Exercise instructions: The entries below are to be repeated exactly as they stand.

Records for the exercise: Begin

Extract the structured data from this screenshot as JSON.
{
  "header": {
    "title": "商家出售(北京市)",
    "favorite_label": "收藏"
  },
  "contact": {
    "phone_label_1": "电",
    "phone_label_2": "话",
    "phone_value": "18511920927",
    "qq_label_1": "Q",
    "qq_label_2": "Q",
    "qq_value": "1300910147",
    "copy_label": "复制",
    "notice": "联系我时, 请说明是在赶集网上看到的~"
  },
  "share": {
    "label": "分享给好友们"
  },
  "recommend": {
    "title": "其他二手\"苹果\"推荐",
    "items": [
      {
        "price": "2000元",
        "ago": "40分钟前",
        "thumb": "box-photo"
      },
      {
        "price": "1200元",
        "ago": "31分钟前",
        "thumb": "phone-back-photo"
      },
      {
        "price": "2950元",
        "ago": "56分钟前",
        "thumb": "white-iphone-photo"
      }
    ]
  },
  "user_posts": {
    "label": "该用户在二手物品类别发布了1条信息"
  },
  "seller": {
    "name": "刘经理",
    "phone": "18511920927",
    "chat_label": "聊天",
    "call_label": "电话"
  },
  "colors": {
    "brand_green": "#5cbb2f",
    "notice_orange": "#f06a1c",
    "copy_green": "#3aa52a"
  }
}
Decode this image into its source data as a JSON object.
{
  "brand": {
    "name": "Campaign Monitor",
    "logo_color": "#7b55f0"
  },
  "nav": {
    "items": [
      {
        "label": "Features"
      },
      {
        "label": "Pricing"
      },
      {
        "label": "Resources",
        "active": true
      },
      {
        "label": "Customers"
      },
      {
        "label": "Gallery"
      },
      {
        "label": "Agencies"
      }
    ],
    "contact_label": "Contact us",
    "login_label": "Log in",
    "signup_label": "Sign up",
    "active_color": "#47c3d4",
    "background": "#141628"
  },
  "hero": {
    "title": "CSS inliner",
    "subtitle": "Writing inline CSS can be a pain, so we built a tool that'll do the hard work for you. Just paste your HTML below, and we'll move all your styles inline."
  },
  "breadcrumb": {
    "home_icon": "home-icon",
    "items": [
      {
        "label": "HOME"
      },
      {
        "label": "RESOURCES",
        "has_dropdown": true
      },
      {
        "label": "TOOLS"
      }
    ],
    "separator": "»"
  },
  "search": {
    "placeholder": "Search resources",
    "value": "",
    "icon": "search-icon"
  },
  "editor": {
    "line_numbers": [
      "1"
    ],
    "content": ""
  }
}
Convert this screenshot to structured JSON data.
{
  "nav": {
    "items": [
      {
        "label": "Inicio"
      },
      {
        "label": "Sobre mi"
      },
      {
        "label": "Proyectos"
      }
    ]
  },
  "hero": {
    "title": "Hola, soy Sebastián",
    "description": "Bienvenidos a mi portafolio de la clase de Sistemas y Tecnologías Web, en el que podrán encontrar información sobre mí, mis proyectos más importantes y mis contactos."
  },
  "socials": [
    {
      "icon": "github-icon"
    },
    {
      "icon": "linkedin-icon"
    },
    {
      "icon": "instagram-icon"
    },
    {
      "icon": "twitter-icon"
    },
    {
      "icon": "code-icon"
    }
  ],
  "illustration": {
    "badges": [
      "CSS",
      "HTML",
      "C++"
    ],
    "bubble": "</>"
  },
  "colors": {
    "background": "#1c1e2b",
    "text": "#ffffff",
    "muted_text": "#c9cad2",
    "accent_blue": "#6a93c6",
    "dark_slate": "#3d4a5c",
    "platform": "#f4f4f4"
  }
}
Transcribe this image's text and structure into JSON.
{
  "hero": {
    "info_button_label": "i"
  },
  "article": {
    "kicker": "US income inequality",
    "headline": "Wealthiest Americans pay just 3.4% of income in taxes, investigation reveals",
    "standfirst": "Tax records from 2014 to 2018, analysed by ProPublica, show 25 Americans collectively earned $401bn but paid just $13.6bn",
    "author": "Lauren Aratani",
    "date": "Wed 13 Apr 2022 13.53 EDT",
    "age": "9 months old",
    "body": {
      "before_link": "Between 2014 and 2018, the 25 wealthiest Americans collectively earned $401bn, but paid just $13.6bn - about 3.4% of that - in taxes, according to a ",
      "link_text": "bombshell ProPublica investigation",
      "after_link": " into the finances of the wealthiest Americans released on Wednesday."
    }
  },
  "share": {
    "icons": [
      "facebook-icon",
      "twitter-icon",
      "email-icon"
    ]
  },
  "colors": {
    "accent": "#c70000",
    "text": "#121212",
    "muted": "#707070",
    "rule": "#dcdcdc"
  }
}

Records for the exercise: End

Answer section:
Extract the structured data from this screenshot as JSON.
{
  "header": {
    "title": "商家出售(北京市)",
    "favorite_label": "收藏"
  },
  "contact": {
    "phone_label_1": "电",
    "phone_label_2": "话",
    "phone_value": "18511920927",
    "qq_label_1": "Q",
    "qq_label_2": "Q",
    "qq_value": "1300910147",
    "copy_label": "复制",
    "notice": "联系我时, 请说明是在赶集网上看到的~"
  },
  "share": {
    "label": "分享给好友们"
  },
  "recommend": {
    "title": "其他二手\"苹果\"推荐",
    "items": [
      {
        "price": "2000元",
        "ago": "40分钟前",
        "thumb": "box-photo"
      },
      {
        "price": "1200元",
        "ago": "31分钟前",
        "thumb": "phone-back-photo"
      },
      {
        "price": "2950元",
        "ago": "56分钟前",
        "thumb": "white-iphone-photo"
      }
    ]
  },
  "user_posts": {
    "label": "该用户在二手物品类别发布了1条信息"
  },
  "seller": {
    "name": "刘经理",
    "phone": "18511920927",
    "chat_label": "聊天",
    "call_label": "电话"
  },
  "colors": {
    "brand_green": "#5cbb2f",
    "notice_orange": "#f06a1c",
    "copy_green": "#3aa52a"
  }
}
Decode this image into its source data as a JSON object.
{
  "brand": {
    "name": "Campaign Monitor",
    "logo_color": "#7b55f0"
  },
  "nav": {
    "items": [
      {
        "label": "Features"
      },
      {
        "label": "Pricing"
      },
      {
        "label": "Resources",
        "active": true
      },
      {
        "label": "Customers"
      },
      {
        "label": "Gallery"
      },
      {
        "label": "Agencies"
      }
    ],
    "contact_label": "Contact us",
    "login_label": "Log in",
    "signup_label": "Sign up",
    "active_color": "#47c3d4",
    "background": "#141628"
  },
  "hero": {
    "title": "CSS inliner",
    "subtitle": "Writing inline CSS can be a pain, so we built a tool that'll do the hard work for you. Just paste your HTML below, and we'll move all your styles inline."
  },
  "breadcrumb": {
    "home_icon": "home-icon",
    "items": [
      {
        "label": "HOME"
      },
      {
        "label": "RESOURCES",
        "has_dropdown": true
      },
      {
        "label": "TOOLS"
      }
    ],
    "separator": "»"
  },
  "search": {
    "placeholder": "Search resources",
    "value": "",
    "icon": "search-icon"
  },
  "editor": {
    "line_numbers": [
      "1"
    ],
    "content": ""
  }
}
Convert this screenshot to structured JSON data.
{
  "nav": {
    "items": [
      {
        "label": "Inicio"
      },
      {
        "label": "Sobre mi"
      },
      {
        "label": "Proyectos"
      }
    ]
  },
  "hero": {
    "title": "Hola, soy Sebastián",
    "description": "Bienvenidos a mi portafolio de la clase de Sistemas y Tecnologías Web, en el que podrán encontrar información sobre mí, mis proyectos más importantes y mis contactos."
  },
  "socials": [
    {
      "icon": "github-icon"
    },
    {
      "icon": "linkedin-icon"
    },
    {
      "icon": "instagram-icon"
    },
    {
      "icon": "twitter-icon"
    },
    {
      "icon": "code-icon"
    }
  ],
  "illustration": {
    "badges": [
      "CSS",
      "HTML",
      "C++"
    ],
    "bubble": "</>"
  },
  "colors": {
    "background": "#1c1e2b",
    "text": "#ffffff",
    "muted_text": "#c9cad2",
    "accent_blue": "#6a93c6",
    "dark_slate": "#3d4a5c",
    "platform": "#f4f4f4"
  }
}
Transcribe this image's text and structure into JSON.
{
  "hero": {
    "info_button_label": "i"
  },
  "article": {
    "kicker": "US income inequality",
    "headline": "Wealthiest Americans pay just 3.4% of income in taxes, investigation reveals",
    "standfirst": "Tax records from 2014 to 2018, analysed by ProPublica, show 25 Americans collectively earned $401bn but paid just $13.6bn",
    "author": "Lauren Aratani",
    "date": "Wed 13 Apr 2022 13.53 EDT",
    "age": "9 months old",
    "body": {
      "before_link": "Between 2014 and 2018, the 25 wealthiest Americans collectively earned $401bn, but paid just $13.6bn - about 3.4% of that - in taxes, according to a ",
      "link_text": "bombshell ProPublica investigation",
      "after_link": " into the finances of the wealthiest Americans released on Wednesday."
    }
  },
  "share": {
    "icons": [
      "facebook-icon",
      "twitter-icon",
      "email-icon"
    ]
  },
  "colors": {
    "accent": "#c70000",
    "text": "#121212",
    "muted": "#707070",
    "rule": "#dcdcdc"
  }
}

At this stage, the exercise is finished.